By Mike Baker
There were no unexpected surprises last week when Trillium Lakelands District School Board outlined its plans for students’ upcoming return to school.
During a recent meeting held on Aug. 24, TLDSB Director of Learning Wes Hahn said the board is “very excited” about kicking off the school year with largely in-person learning beginning Sept. 8. While Learn@Home was an option for any student, providing parents made TLDSB aware of their choice back in June, Hahn reported that just 329 students board-wide would be participating in online learning this coming school year.
“We are very excited about starting in-person [learning] again in our schools. That is something we all in this room feel is really important,” Hahn informed TLDSB staff and trustees last week. “That’s not to say the great work done in our Learn@Home [program] hasn’t been well done by staff and accepted by families and students, but we’re glad to see [our kids] back in schools.”
He highlighted some of the health and safety measures that would, once again, be implemented this year.

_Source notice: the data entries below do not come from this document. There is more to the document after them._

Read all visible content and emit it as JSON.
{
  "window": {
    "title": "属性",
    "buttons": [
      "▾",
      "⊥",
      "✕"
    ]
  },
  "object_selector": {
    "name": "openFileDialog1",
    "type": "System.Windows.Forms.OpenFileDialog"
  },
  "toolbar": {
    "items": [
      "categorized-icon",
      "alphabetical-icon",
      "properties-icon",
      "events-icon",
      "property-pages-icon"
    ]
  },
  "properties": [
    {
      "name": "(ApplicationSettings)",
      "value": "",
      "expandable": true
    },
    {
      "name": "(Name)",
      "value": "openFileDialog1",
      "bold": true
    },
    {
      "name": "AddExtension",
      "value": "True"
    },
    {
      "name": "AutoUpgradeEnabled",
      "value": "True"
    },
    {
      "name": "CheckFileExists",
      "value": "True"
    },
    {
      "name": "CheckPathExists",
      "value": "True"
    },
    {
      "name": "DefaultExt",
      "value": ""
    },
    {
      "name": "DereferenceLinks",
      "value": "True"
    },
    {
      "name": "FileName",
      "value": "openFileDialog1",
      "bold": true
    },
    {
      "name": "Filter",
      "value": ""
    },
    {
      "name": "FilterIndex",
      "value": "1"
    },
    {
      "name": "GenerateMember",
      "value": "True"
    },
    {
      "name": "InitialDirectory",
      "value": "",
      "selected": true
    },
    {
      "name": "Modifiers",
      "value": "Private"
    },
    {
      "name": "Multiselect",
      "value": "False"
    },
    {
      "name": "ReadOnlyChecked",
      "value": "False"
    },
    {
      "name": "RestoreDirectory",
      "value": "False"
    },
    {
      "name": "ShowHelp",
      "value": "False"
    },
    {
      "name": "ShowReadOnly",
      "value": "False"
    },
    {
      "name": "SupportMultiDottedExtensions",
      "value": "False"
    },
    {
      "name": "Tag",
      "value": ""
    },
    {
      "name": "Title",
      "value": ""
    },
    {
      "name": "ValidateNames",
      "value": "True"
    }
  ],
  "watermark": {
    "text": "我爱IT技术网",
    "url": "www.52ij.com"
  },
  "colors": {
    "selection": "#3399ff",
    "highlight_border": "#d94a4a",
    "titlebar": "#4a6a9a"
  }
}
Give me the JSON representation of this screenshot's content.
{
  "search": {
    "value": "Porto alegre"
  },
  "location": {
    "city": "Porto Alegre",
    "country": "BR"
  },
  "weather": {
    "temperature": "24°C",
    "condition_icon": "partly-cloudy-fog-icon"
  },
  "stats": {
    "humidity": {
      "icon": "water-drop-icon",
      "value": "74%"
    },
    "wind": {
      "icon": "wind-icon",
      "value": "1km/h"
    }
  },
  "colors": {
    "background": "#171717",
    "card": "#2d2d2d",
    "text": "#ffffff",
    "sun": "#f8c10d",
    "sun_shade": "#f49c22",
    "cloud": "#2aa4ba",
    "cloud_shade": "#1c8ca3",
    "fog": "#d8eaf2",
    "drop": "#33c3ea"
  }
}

Mandatory masking will be in place for all students from Kindergarten to Grade 12 while inside school facilities, while student cohorting at the elementary level will be maintained, again, while inside school facilities.
Hahn did note though that, while outside, students would be free to interact with other students from outside their cohort, and would not have to wear a facemask.
One of the most significant changes surrounds the reintroduction of school clubs, extra-curriculars, sports and music programs.
“That’s one of the biggest areas for families – that was something that was really missing for our kids [last year],” Hahn said. “Our students see a connection through peers and friends through these activities. I think it’s really important [that we bring these things back].”
Facilities such as cafeterias and libraries will be gradually reopened, with Hahn encouraging principals to take a “cautious approach” to make sure there are appropriate plans for student movement and enhanced cleaning. Lockers, it was noted, would continue to be off-limits this year.
At the secondary school level, TLDSB will be using the quadmester model for student classes, something Hahn expects will remain in place until at least January. He noted that timetables for high school students would be sent out this week.
Vaccination was a hot-topic at last week’s meeting. It was noted that any visitor looking to “engage” in a school building should be vaccinated. Hahn noted that while vaccinations for students and staff are not mandatory, they are recommended. Any staff member who chooses not to be vaccinated will be asked to provide a medical exemption. Further refusal to be vaccinated will result in the staff member participating in a mandatory education session, outlining the benefits of being vaccinated. Any member of staff who is not vaccinated will be required to undergo regular COVID-19 testing.
Along with this new vaccination protocol, TLDSB is also rolling out a new quarantining initiative.
“In the past, if there was a case that came into a classroom, the teacher and students would all need to quarantine. There are detailed steps now, that if teachers and students are vaccinated, they don’t have to quarantine if they are not exhibiting symptoms,” Hahn said. “That’s important, because it means our staff can stay in the classroom and our students can maintain their class time.”
After securing additional government funding earlier this year, Hahn noted school board staff were hard at work upgrading ventilation systems at all school sites. The most notable change, Hahn says, is the installation of new HEPA filters, which will be placed in all TLDSB classrooms.
“We’re feeling good about where we’re at right now with managing proper airflow and keeping air safe within our buildings,” Hahn said.
It was noted that some secondary schools within the region would be hosting COVID-19 vaccination clinics, starting in September. Hahn said the board were currently working with the Haliburton, Kawartha, Pine Ridge District Health Unit to set up a schedule. These clinics, Hahn stressed, would be public health events, and not organized in any way by TLDSB. These clinics will provide opportunities for any student or staff to receive their vaccination if they haven’t already done so.
In closing, Hahn clarified the situation surrounding Learn@Home, saying any parent who has registered their child for online learning would have one final opportunity to change their mind in September.
“The whole idea of switching … That’s one of those things we have to stay very firm on. The model, by now, has been chosen. But, like every year, when we have students show up into schools and classrooms, we take a look at the numbers and do a September reorganization. At this point, we will look for opportunities to potentially do a reorganization [of students from Learn@Home into in-person learning], but we will not be doing this throughout the year,” Hahn said.
“There won’t be a waiting list, there won’t be opportunities [to change] every other month. We can’t do that … It’s really important for us to maintain stability. Last year we were moving, there were wait lists and it’s just not possible to do that and do it well,” Hahn concluded.